* [Work instruction]
Omit the images. Restate all of the records word for word.

* [Dataset records]

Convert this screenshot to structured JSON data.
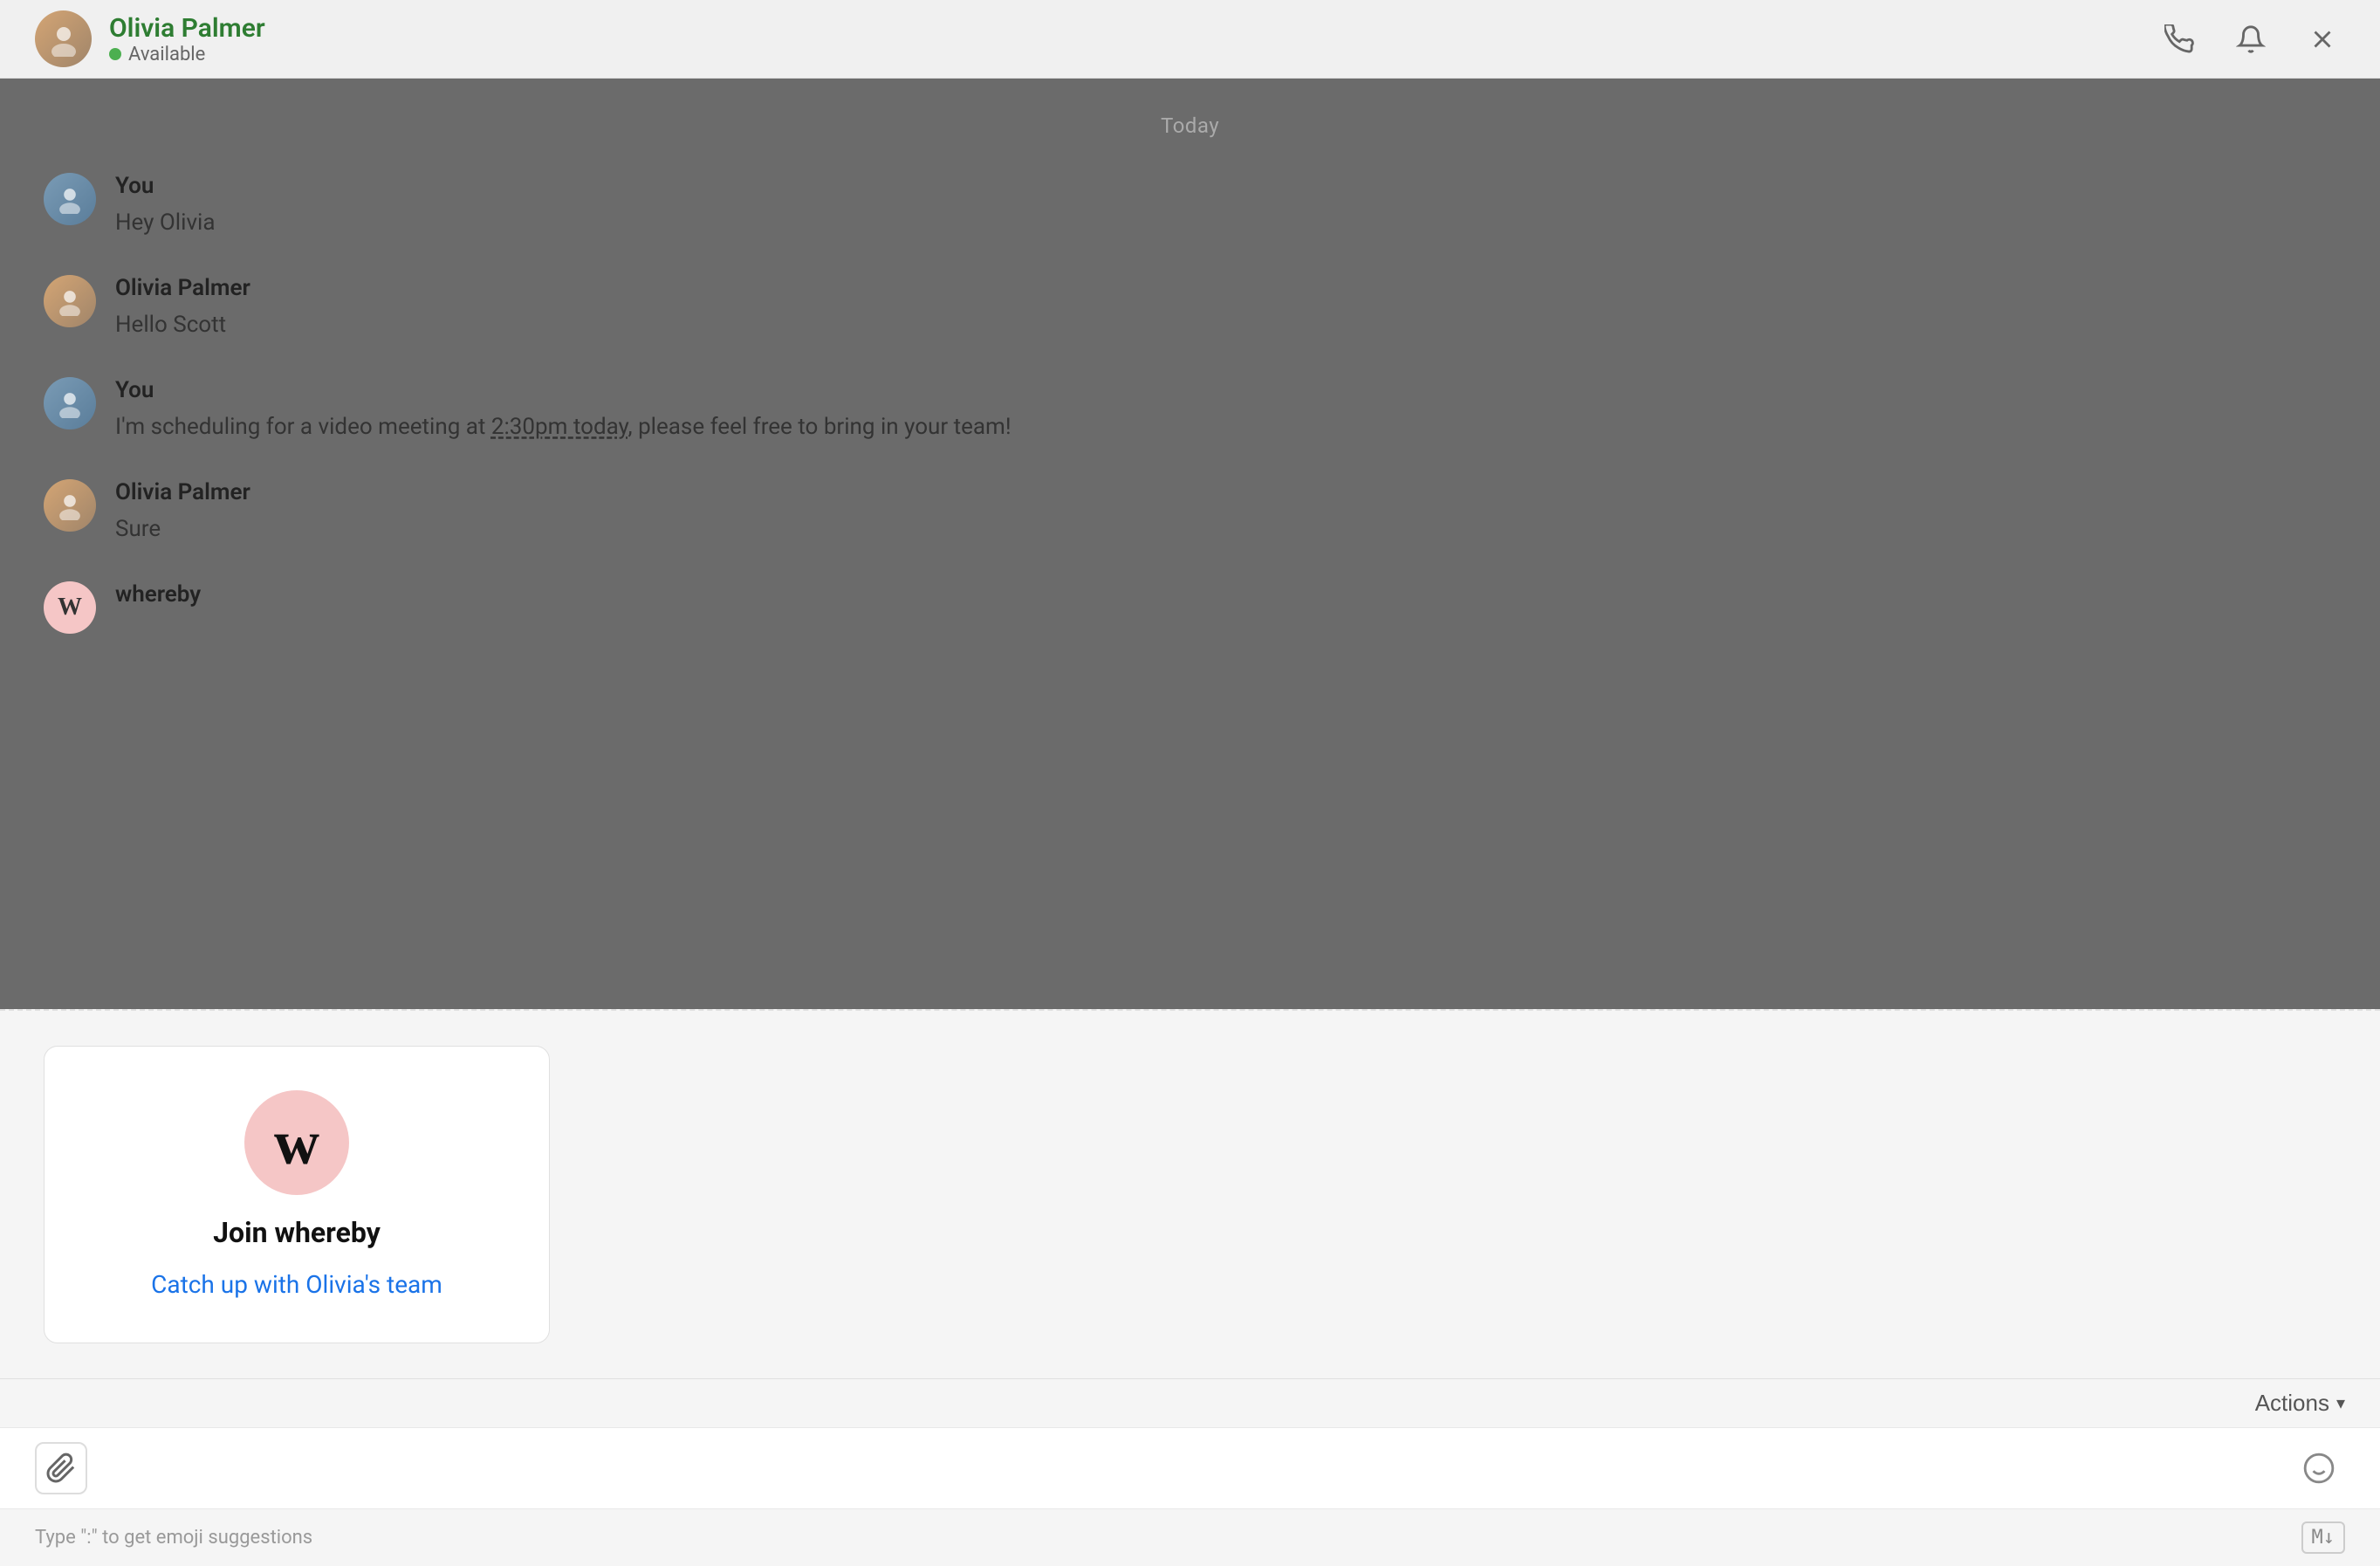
{
  "header": {
    "name": "Olivia Palmer",
    "status": "Available",
    "status_color": "#4caf50"
  },
  "date_divider": "Today",
  "messages": [
    {
      "sender": "You",
      "type": "you",
      "text": "Hey Olivia"
    },
    {
      "sender": "Olivia  Palmer",
      "type": "olivia",
      "text": "Hello Scott"
    },
    {
      "sender": "You",
      "type": "you",
      "text_parts": [
        {
          "text": "I'm scheduling for a video meeting at "
        },
        {
          "text": "2:30pm today",
          "underline": true
        },
        {
          "text": ", please feel free to bring in your team!"
        }
      ]
    },
    {
      "sender": "Olivia  Palmer",
      "type": "olivia",
      "text": "Sure"
    },
    {
      "sender": "whereby",
      "type": "whereby",
      "text": ""
    }
  ],
  "whereby_card": {
    "logo_letter": "w",
    "title": "Join whereby",
    "link_text": "Catch up with Olivia's team"
  },
  "actions_label": "Actions",
  "input": {
    "placeholder": ""
  },
  "footer": {
    "hint": "Type \":\" to get emoji suggestions",
    "markdown_label": "M↓"
  }
}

* [Task solution]
Convert this screenshot to structured JSON data.
{
  "header": {
    "name": "Olivia Palmer",
    "status": "Available",
    "status_color": "#4caf50"
  },
  "date_divider": "Today",
  "messages": [
    {
      "sender": "You",
      "type": "you",
      "text": "Hey Olivia"
    },
    {
      "sender": "Olivia  Palmer",
      "type": "olivia",
      "text": "Hello Scott"
    },
    {
      "sender": "You",
      "type": "you",
      "text_parts": [
        {
          "text": "I'm scheduling for a video meeting at "
        },
        {
          "text": "2:30pm today",
          "underline": true
        },
        {
          "text": ", please feel free to bring in your team!"
        }
      ]
    },
    {
      "sender": "Olivia  Palmer",
      "type": "olivia",
      "text": "Sure"
    },
    {
      "sender": "whereby",
      "type": "whereby",
      "text": ""
    }
  ],
  "whereby_card": {
    "logo_letter": "w",
    "title": "Join whereby",
    "link_text": "Catch up with Olivia's team"
  },
  "actions_label": "Actions",
  "input": {
    "placeholder": ""
  },
  "footer": {
    "hint": "Type \":\" to get emoji suggestions",
    "markdown_label": "M↓"
  }
}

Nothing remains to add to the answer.